“It’s fun playing against these young guys because they’re good and they hit it so far,” Grisette said. “I can remember being that age and thinking there’s no way those old guys are going to beat me. We had over 70 years on a couple teams.”
“Uly’s game is as solid as anyone I’ve played with,” Lankford said. “It’s easy to play when you have a partner like Uly. He’s always in the hole, so he makes it easy for me to play my game. He’s one of the best drivers I’ve played with.”
On Monday morning, Grisette/Lankford had an epic semifinal showdown against the defending champs. Barr is a junior at High Point University who played in the U.S. Amateur this year. Grisette/Lankford roared to a three-hole lead, but the defending champs charged back. Brincefield/Barr birdied 14, 15 and 16 to tie things up.
That set the stage for the fateful 17th hole.
“We’ve got honors and we’ve got the momentum,” Brincefield said. “Then I hear the crowd roaring when Charlie hits his shot. It’s (219) yards and Charlie puts it four feet from the hole.”
“We were three up with five to go, and we kind of thought it was over,” Grisette said. “We were kind of fading.”
The drama was heightened by a large crowd.
“There were probably 100 people watching the last matches,” Lankford said.
“There were a lot of people watching us play,” Grisette said. “The majority of the crowd was rooting for Charlie because he lives there. My wife (Tonya) came for the last match on Monday. I said: ‘Now honey, you’re the only one pulling for us.’ Maybe Ron Bivins was pulling for us. We joked about that, but all the members were real nice.”

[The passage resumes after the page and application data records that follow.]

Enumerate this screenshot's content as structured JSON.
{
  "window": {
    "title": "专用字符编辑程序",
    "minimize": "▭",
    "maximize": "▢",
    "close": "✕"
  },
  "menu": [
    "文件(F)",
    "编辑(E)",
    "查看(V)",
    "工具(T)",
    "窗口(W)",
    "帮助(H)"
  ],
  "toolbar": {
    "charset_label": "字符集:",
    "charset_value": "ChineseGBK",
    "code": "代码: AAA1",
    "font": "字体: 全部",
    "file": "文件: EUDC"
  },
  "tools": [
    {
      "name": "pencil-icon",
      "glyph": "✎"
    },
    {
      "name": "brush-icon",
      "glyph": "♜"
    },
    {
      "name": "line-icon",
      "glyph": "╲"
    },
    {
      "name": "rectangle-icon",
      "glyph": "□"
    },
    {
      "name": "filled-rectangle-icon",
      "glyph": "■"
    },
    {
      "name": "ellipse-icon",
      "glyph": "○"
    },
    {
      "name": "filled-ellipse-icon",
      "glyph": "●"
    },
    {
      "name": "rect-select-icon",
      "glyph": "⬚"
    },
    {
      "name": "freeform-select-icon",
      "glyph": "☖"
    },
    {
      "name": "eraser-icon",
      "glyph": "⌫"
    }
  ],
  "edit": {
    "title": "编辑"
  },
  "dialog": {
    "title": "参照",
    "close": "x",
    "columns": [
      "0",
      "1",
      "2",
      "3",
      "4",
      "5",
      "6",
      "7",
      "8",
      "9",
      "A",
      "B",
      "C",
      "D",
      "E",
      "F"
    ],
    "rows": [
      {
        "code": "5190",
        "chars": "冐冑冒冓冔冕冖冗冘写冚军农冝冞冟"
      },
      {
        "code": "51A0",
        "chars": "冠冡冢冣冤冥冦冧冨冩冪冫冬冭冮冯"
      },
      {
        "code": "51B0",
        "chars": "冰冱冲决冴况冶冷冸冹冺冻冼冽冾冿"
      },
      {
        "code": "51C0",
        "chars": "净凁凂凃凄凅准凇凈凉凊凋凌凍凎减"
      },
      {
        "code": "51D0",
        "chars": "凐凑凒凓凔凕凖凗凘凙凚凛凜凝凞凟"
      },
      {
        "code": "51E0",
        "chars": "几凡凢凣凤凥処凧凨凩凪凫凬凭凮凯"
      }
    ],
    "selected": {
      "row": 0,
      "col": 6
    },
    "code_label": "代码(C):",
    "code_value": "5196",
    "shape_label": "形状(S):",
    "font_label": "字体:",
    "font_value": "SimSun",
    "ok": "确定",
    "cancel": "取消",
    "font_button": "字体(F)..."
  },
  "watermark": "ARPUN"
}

After Barr threw a dart, there stood a weary but unflappable Lankford. The rivals were in prime position to take the lead, and Lankford needed to work some magic. He pulled a 4-hybrid out of his bag and hit the most gorgeous shot you ever saw. It was a frozen rope that stopped two feet from the hole. With the pressure on, he damned near aced it.
“Lankford hit one of the best shots I’ve ever seen, especially considering we were even,” Grisette said. “He hit it inside of Charlie. It never left the flag. As soon as he hit it, he said: ‘Get in the hole!’ If it’d gone another two feet, it would have gone in. We would have lost that match had he not hit that shot.”
“It’s one of the best shots I’ve ever hit considering the situation,” Lankford said.
Barr, who had a sidehill break on his putt, missed. Lankford, putting straight uphill, drained his to give Davie the lead. Both teams parred 18, resulting in a 1-up win for the grizzly vets.
“Charlie beat himself up a little bit for the miss, but that’s a tough putt,” Brincefield said. “You have that putt 50 times and you’re going to miss it 25 times.”
In the other semifinal, Keith Dorsett/Jacob Smith squeezed past Edwards/Nianouris 1-up.
The temperature was 90-plus. Were the Davie guys going to overheat in the final?
“All Uly and I talked about was whether or not we’d have the legs to play two matches in one day,” Lankford said.
“We got tired and both of us got sloppy a few holes (in the final),” Grisette said. “But to be honest with you, I think I would have been tired if I was 30 – playing in 95-degree weather and you’re out there for eight hours.”
“I’m 47 and I was completely exhausted after 18,” Brincefield said.
In the final, Grisette’s outrageous putter – there was a 30-footer for birdie that destiny allowed him to ram into the cup – led a 2 and 1 victory over Dorsett/Smith.
“Uly’s putter got hot as hell on the back nine,” Lankford said.
“I made three birdies in a row late,” Grisette said. “I made a really long putt and that put us ahead.”
They cherished the victory of reaching back to another era and snatching the hardware from elite youngsters. Thanks to their incredible play, we all feel 20 years younger today.
“We’ll probably be hitting it a few yards shorter next year, but we hope to be back to defend,” Lankford said.
“At nearly 60 years old, you can still compete with young players,” Grisette said. “What other sport can you compete against young kids? Golf is the only one, and that’s the beauty of the game.”